I looked to the ground, embarrassed. I felt terrible, maybe a mental evaluation wasn't such a bad idea, I was old, and I knew it. No longer could I stand for barely a minute, I had begun holding onto walls for support as I walked, I coughed and yacked indescribable things into the bathroom sink, I yelled at the kids playing on my yawn. It had sneaked onto me quietly, the tenderness of age abiding in me and embracing my every iota of being, and I hadn't even batted an eye at it. 

“Ok, doc, I'll go quietly” I coughed. “I won't bother you no more, I'll just stay home, and tend to the garden like usual” I said. “I just, I was more afraid I guess, that it wasn't cancer” I confided slowly. “But it's not, and its just age, let's just chalk it up to age” I said, staring at the ground, at my leather worn oxfords, the tips roughed, and the bottoms worn and unsewn hanging lifelessly. 

The good doctor smiled approvingly.

“I don't mind you coming in John, I really don't, but you shouldn't worry so much, take it easy, you're a veteran and you deserve it.” He said heartfully.

I took the good doctors words to heart, and slowly lifted myself out of the chair, rejecting his hand of help. I thanked him and turned. I creaked open the thick wooden door, the nurse smiling from her desk as I left the hallway, then the building. Traffic buzzed in my ear like angry insects, a man talked on his cell phone, discussing business as usual, a plump kid and his mother, held balloons and ate hot dogs, devouring as if he had never eaten. This was what I protected. And I was shamed by it. I shuffled slowly to my old car, the windows cracked, letting the soft air in, I unhinged the door and entered the vehicle, collapsing hard like a torn sand bag onto the shredded leather seat, I felt as though I could feel the sands of my internal hourglass spilling out my sides. I started the car, and slapped the dash. I pulled slowly out of the handicap parking space, and veered around the corner. I drove, signing Johnny Cash, snapping my finger, tapping my foot, sometimes rubbing the spot on my head. I stopped at the usual intersection, somewhat cheerful, thinking of the house I would go home to, the red brick house, the white picket fence, I had slaved over on a warm summer day.
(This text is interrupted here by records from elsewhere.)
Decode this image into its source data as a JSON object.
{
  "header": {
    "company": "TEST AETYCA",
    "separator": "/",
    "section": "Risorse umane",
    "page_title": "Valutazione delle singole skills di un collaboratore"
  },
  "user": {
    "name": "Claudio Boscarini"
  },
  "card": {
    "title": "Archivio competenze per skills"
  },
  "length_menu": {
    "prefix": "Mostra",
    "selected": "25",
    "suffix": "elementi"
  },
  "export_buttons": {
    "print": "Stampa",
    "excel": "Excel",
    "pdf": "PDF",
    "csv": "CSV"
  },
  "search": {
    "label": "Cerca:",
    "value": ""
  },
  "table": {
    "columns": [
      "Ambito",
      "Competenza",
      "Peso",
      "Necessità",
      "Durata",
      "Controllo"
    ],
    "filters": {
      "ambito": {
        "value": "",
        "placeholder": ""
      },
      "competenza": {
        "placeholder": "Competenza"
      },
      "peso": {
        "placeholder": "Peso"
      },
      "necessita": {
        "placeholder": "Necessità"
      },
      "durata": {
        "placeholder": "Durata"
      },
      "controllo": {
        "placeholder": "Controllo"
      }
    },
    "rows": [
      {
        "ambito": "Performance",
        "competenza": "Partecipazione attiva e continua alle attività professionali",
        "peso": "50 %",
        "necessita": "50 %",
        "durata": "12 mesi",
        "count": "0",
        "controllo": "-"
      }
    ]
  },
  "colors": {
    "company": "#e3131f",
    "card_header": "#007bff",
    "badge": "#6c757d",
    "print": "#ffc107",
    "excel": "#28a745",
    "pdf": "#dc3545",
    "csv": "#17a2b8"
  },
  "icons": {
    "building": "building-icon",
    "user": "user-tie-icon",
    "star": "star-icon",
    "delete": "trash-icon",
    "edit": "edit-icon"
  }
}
My old dog, Nixon, and the beautiful garden that I lived for, the true American beauty I had gladly protected. I stepped slowly on the gas, cars honked as usual, the old buzz. I thought of the carrots that were beginning to sprout, and how Martha used to help me pick them, I began to turn my head to the side smiling, ready to look at the usual faces, of the stopped people in their cars, waiting for their turn, the one time I ever saw the young stop, and as usual, I would imagine they were thanking me, rewording their moving lips as they talked on phones to my liking, the buzz even louder now, angry insects protecting a bludgeoned hive, my head at last made the usual turn, I looked expectantly, all most excited, but all I saw were the headlights inside my breaking window.